Mr. Morrison

I have already informed the hon. Member that I am in consultation with the local authority.

79. Mr. Sorensen

asked the Home Secretary what steps have now been taken to secure effective ventilators, disinfection, heating and other reasonable amenities in public air-raid shelters; and what action he has taken to secure that local authorities act promptly and effectively in this respect?

Mr. Morrison

I could not describe, within the limits of an answer to a Parliamentary Question, all the steps which have been taken during recent weeks to improve the conditions in public air-raid shelters. I can, however, assure my hon. Friend that vigorous action has been, and will continue to be, taken to secure that every practicable improvement is made without delay; and Admiral Sir Edward Evans, one of the Regional Commissioners for London, has been charged with the special duty of expediting and co-ordinating action in this matter within the London Region.

Mr. Sorensen

Is my right hon. Friend aware that, while we appreciate the action which has been taken, many shelters are in a vulnerable position, and are liable to give rise to injuries?

Mr. Morrison

All that is under active consideration.

Mr. Simmonds

Is not one of the many serious problems connected with these shelters that of drainage in wet weather? Is that problem being faced?

Mr. Morrison

Yes, Sir. That is being looked into.

80. Mr. Sorensen

asked the Home Secretary what further action he has taken to secure the opening to the public of all basements suitable for sleeping those threatened with air-raids in the London area; and whether he has instructed local authorities to take action in this respect, and to provide additional supports in such basements?

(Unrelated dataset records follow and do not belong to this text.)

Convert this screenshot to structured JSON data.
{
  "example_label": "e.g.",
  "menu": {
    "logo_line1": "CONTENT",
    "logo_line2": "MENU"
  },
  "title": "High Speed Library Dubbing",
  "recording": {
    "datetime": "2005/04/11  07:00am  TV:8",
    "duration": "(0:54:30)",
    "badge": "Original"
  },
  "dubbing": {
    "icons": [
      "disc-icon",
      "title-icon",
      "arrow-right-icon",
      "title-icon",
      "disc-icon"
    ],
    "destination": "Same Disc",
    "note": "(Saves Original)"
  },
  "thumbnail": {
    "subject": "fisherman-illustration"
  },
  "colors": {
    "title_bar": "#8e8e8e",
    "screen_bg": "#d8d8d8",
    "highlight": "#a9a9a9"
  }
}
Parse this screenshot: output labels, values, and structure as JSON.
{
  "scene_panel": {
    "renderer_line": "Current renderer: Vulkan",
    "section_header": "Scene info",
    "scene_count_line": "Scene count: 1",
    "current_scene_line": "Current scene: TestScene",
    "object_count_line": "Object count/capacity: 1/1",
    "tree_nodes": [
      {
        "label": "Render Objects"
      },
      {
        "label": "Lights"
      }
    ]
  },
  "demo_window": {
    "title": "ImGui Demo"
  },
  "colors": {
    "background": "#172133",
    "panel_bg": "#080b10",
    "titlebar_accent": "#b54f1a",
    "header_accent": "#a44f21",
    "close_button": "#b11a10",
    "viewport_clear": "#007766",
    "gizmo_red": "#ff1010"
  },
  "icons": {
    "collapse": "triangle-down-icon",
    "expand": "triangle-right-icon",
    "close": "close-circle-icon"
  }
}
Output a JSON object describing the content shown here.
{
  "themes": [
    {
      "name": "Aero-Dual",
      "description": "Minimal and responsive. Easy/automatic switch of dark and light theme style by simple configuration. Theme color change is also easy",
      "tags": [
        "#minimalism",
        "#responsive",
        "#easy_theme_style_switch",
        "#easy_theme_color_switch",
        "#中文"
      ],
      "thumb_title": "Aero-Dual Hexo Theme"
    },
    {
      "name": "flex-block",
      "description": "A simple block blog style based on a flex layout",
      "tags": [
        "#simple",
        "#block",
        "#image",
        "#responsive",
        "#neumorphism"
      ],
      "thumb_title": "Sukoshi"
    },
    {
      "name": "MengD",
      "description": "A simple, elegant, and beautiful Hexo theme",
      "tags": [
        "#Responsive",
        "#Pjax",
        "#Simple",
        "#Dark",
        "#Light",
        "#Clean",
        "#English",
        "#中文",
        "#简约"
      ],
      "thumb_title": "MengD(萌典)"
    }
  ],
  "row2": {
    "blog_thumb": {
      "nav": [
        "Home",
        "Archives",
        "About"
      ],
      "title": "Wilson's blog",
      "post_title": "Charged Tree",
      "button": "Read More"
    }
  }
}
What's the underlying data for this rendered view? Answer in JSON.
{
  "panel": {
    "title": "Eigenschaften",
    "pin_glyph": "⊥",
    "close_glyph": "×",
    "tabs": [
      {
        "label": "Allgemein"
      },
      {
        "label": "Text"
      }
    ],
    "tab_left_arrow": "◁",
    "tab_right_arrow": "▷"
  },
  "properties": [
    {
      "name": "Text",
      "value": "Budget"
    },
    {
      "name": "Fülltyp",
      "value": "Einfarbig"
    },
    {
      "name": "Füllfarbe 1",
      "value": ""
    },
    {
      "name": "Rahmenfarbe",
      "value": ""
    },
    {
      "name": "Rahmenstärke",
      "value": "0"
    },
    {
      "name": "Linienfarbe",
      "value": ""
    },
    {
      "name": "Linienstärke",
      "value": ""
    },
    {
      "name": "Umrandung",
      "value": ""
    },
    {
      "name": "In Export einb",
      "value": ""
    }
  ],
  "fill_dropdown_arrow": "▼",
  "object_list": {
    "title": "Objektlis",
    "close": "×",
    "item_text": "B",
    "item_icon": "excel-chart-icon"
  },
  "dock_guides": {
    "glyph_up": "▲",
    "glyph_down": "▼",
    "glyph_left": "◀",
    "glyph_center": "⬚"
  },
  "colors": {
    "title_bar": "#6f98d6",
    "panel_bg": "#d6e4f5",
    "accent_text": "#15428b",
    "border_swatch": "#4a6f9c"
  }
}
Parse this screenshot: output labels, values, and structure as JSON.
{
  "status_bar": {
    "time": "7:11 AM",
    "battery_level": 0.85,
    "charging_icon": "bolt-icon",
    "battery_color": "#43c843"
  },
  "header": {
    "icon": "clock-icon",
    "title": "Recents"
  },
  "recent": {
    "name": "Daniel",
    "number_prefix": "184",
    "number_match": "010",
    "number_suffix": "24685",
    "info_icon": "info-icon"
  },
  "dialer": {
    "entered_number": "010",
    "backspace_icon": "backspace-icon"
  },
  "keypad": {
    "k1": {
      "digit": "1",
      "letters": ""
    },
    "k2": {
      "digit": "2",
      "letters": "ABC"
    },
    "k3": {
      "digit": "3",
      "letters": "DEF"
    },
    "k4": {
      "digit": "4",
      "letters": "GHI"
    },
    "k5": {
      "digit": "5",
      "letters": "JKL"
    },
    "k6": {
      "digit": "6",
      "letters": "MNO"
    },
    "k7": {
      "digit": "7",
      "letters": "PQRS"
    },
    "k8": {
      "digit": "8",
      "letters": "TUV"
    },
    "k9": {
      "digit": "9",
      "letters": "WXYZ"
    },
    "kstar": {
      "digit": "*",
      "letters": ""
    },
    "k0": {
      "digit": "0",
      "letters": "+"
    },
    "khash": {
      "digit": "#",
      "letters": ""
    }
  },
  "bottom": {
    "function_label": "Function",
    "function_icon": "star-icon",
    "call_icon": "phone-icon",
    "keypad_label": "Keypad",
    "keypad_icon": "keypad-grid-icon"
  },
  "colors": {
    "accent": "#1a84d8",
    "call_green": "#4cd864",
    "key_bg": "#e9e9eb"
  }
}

Mr. Morrison

I am sending my hon. Friend a copy of a circular on this subject issued by the Regional Commissioner to local authorities in the London Region.

Mr. Sorensen

What steps is the Ministe[...] taking to see that the local authorities carry out the recommendations of the circular? Is he aware that there are still many shelters in the outer parts of the Metropolitan area which are not being used at night time?

Mr. Morrison

I rely to a considerable extent on local opinion and local pressure to push the local authorities on, but I am not leaving the matter there. I am taking active steps.

Major Milner

Will my right hon. Friend consider the suggestion that I repeatedly made to his predecessor that some guidance or advice shall be given to people, so that when one shelter is crowded they may know where there are others available?

Mr. Morrison

Certainly, I will give the matter consideration.

82. Mr. Martin

asked the Home Secretary what the Government's plans are for providing adequately weather-proof shelter during the winter?

Mr. Morrison

I am not quite clear what my hon. Friend has particularly in mind. If it is the question of flooding of domestic shelters, this has recently been the subject of a further circular to local authorities, of which I am sending my hon. Friend a copy.

Mr. Martin

Is my right hon. Friend definitely of opinion that surface shelters can be made fit sleeping places for old people and children?

Mr. Morrison

Yes, Sir, we think that that is so.

83. Mr. Martin

asked the Home Secretary how many shelters have been damaged in London up to date; to what types the damaged ones belonged; and how many casualties have resulted?

Mr. Morrison

A detailed review of damage to shelters is now in course of preparation; and as soon as it is completed I will send my hon. Friend the information for which he asks.